I just completed reading Slaves Waiting for Sale: Abolitonist Art and the American Slave Trade by Maurie D. McInnis (Univ. of Chicago Press, 2011). This fantastic book views the Richmond, Virginia slave trade by relating it to British artist Eyre Crowe's 1853 visit and his sketch of a group of slaves waiting to be auctioned. When Crowe was discovered drawing the scene, he was promptly "encouraged" to move on. In 1861, Crowe completed a painting of his earlier sketch.
Crowe and his boss, British author William Makepeace Thackeray stayed at the American Hotel on their Richmond stop. The American Hotel was one of the state capital's finest lodgings at the time and was located at the corner of Main and Eleventh streets.
One of the several businesses in the American Hotel building was the barbershop of free man of color R. C. Hobson. As the 1857 advertisement above shows, Hobson offered a variety of grooming and hygiene services at his establishment. Hobson likely chose the location for his shop wisely due to the amount of traffic he could expect from hotel guests as well as neighbor Richmonders.

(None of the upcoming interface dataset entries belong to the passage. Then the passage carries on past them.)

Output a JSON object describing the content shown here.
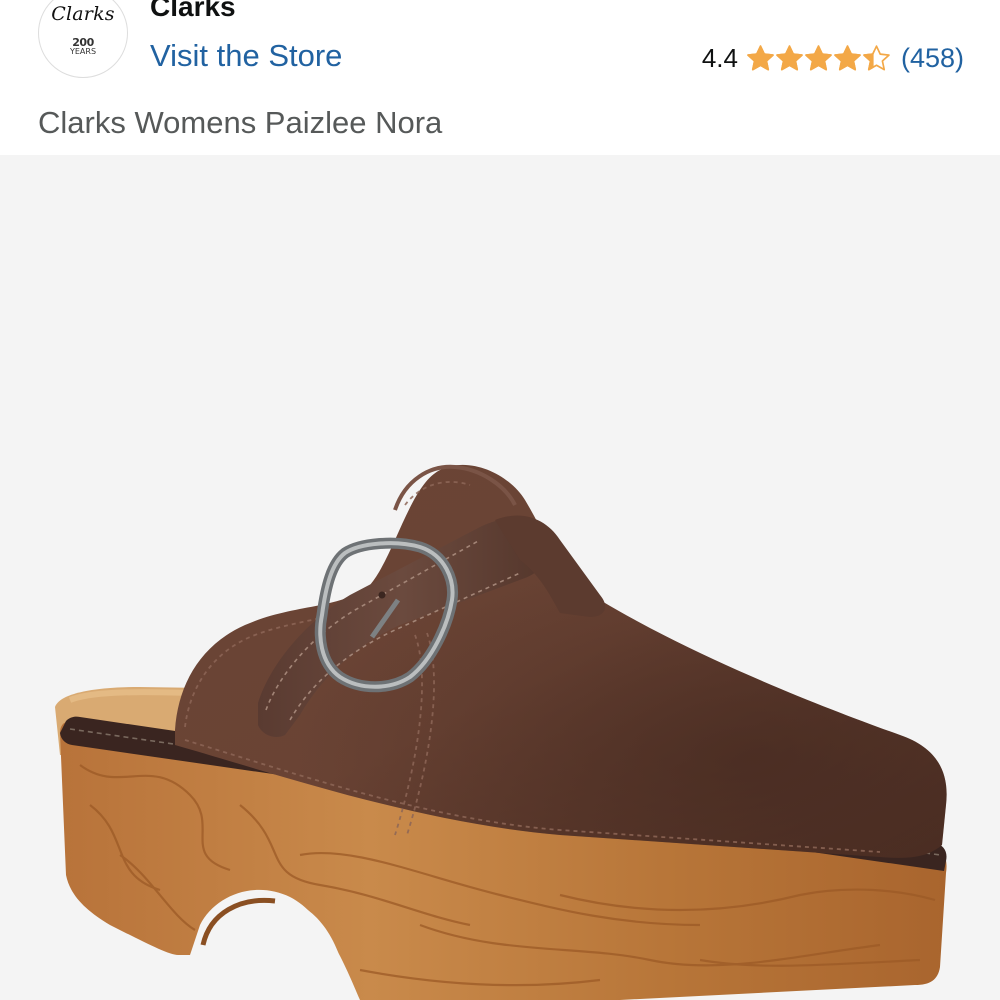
{
  "brand": {
    "logo_text": "Clarks",
    "logo_badge_number": "200",
    "logo_badge_text": "YEARS",
    "name": "Clarks",
    "store_link": "Visit the Store"
  },
  "rating": {
    "value": "4.4",
    "stars_out_of_5": 4.4,
    "star_color": "#f3a847",
    "count": "(458)"
  },
  "product": {
    "title": "Clarks Womens Paizlee Nora",
    "image_icon": "shoe-clog-image"
  },
  "colors": {
    "link": "#2162a1",
    "title_gray": "#565959",
    "image_background": "#f4f4f4"
  }
}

It is not known if Crowe was specifically in Hobson's shop when he drew the above image. However it is quite possible since Crowe's "A Barber's Shop at Richmond, Virginia," which was later published in the Illustrated London News, was located in the same building where he lodged. Regardless, the sketch gives us one of the few (if not the only) views of an antebellum Southern barbershop. A big thanks is owed to Crowe for his visual contribution.